By now you know the news that HBO will make a lot of its older content available to Amazon Prime subscribers starting May 21 as part of a lucrative deal. The network's current top-tier content, like Girls and Game of Thrones, will remain off-limits to non-subscribers. But a rich vault of quality premium television is suddenly being opened up to a huge base of viewers, a prospect both exciting and daunting.
It goes without saying that the "holy trinity" of HBO original programming—The Sopranos, Deadwood. and The Wire—are pretty much worth watching from start to finish. Yes, one could debate which season is the best of each (obviously the answer is five, two, and four, but feel free to fight me on that). But I'm going to give a blanket recommendation to those three shows. However, here are some gem seasons of other HBO shows (a few original films) to start off with when the archive goes live.
Six Feet Under: Season Two
Six Feet Under was all that in its early seasons, grabbing hauls of Emmy nominations and briefly convincing HBO to expand its original programming into a Monday night slot. (A plan it quickly undid). But in retrospect, it's a very flawed show filled with a lot of broad generalizations about the human condition and increasingly over-the-top plot twists. In short, it's an Alan Ball show, the most quintessential. But it really was firing on all cylinders for its second season, which charts Nate's battle with a medical diagnosis, Claire's final year in high school, and Brenda's descent into sex addiction. And the finale "The Last Time" is something else. Cheesiness aside, Six Feet Under was more compelling than anything when it was working.
Rome: Season One
Now that Game of Thrones is in its fourth season, we definitely can't say there won't ever be a TV show as epic as Rome. But there's still something special about Rome, especially that first season. A ridiculous, massively-budgeted retelling of the rise and fall of Caesar, it had a bunch of solid actors doing the best work of their lives (James Purefoy, Ciaran Hinds, Polly Walker, Kevin McKidd, Ray Stevenson) and ludicrous amounts of sex and violence, celebrating the Roman empire as a debauchery hall-of-fame. The second season came apart at the seams quickly, but Season One tells a complete story and it does it very nicely.
Hey, has anyone at a dinner party ever told you, with the fervor of a missionary who has walked a thousand miles through the desert, to check out Enlightened? "But I don't have HBO!" you protested, a flimsy excuse for missing out on one of TV's greatest, most underseen gems of recent years.

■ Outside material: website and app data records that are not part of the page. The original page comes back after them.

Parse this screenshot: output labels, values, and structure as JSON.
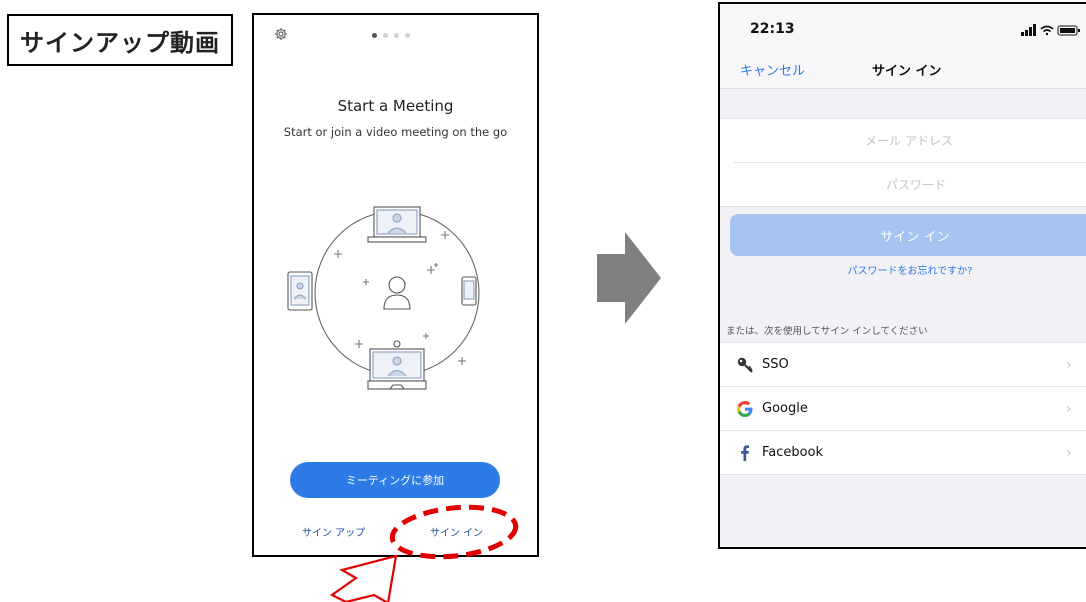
{
  "label": {
    "title": "サインアップ動画"
  },
  "onboarding": {
    "gear_icon": "gear-icon",
    "page_dots": {
      "count": 4,
      "active": 1
    },
    "title": "Start a Meeting",
    "subtitle": "Start or join a video meeting on the go",
    "join_button": "ミーティングに参加",
    "signup_link": "サイン アップ",
    "signin_link": "サイン イン",
    "accent_color": "#2D7BE6",
    "highlight_color": "#E00000"
  },
  "signin": {
    "status": {
      "time": "22:13"
    },
    "nav": {
      "cancel": "キャンセル",
      "title": "サイン イン"
    },
    "email_placeholder": "メール アドレス",
    "password_placeholder": "パスワード",
    "signin_button": "サイン イン",
    "forgot": "パスワードをお忘れですか?",
    "or_label": "または、次を使用してサイン インしてください",
    "options": [
      {
        "label": "SSO",
        "icon": "key-icon"
      },
      {
        "label": "Google",
        "icon": "google-icon"
      },
      {
        "label": "Facebook",
        "icon": "facebook-icon"
      }
    ],
    "accent_color": "#2B78E4"
  }
}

Your excuses grow flimsier by the second. It is time. There are only 18 episodes. If enough of us watch it, maybe it can come back. Don't ask any more questions.
Flight of the Conchords: Season One
Is this underrated? Probably not. Lots of people liked Flight of the Conchords when it aired, and the only reason it stopped airing was that the boys didn't want to do it anymore and had run out of original songs (which showed in Season Two). But even if you liked Conchords back in the day, it's time to revisit it and realize what a bulletproof comedy classic the first season is. Especially since we now have Broad City, another odd-couple show about life on the edge in New York City that's a worthy heir to the Conchords mantle.
Too Big to Fail
The "HBO Original Film About a Thing That Happened in the Recent Past" genre is largely overrated and exists only to collect Emmys for well-known stars. Things like Game Change, Recount, You Don't Know Jack, and others didn't even hold up for their first viewing. But Too Big To Fail, the chronicling of the 2008 financial downturn based on Aaron Ross Sorkin's bestseller, is actually still pretty good. Maybe it's just Curtis Hanson (a masterful director who has been slumming for over a decade now) recapturing his form. Maybe it's the typically star-studded cast, including James Woods, Paul Giamatti, William Hurt and Billy Crudup, who rarely get parts this meaty in film anymore. But this is the one HBO original film that's almost underrated.
When the Levees Broke
Yes, it's very long (more than four hours). Yes, much of it is very difficult to watch. But Spike Lee's detailed and sobering chronicling of Hurricane Katrina and its aftermath is some of his best work as a director and still stands as the definitive document of those events. It's well worth blocking off an evening for sometime.
What Isn't Mentioned?
Some really big shows like Sex and the City, Entourage, and Curb Your Enthusiasm aren't on this list, because HBO is keeping a tight rein on its content and won't give them away just yet. But what of its smaller, less-valued programs? Bored to Death, Carnivale, John from Cincinnati, and Luck are all waiting to be rediscovered as cult sensations by a whole new audience. When will that happen?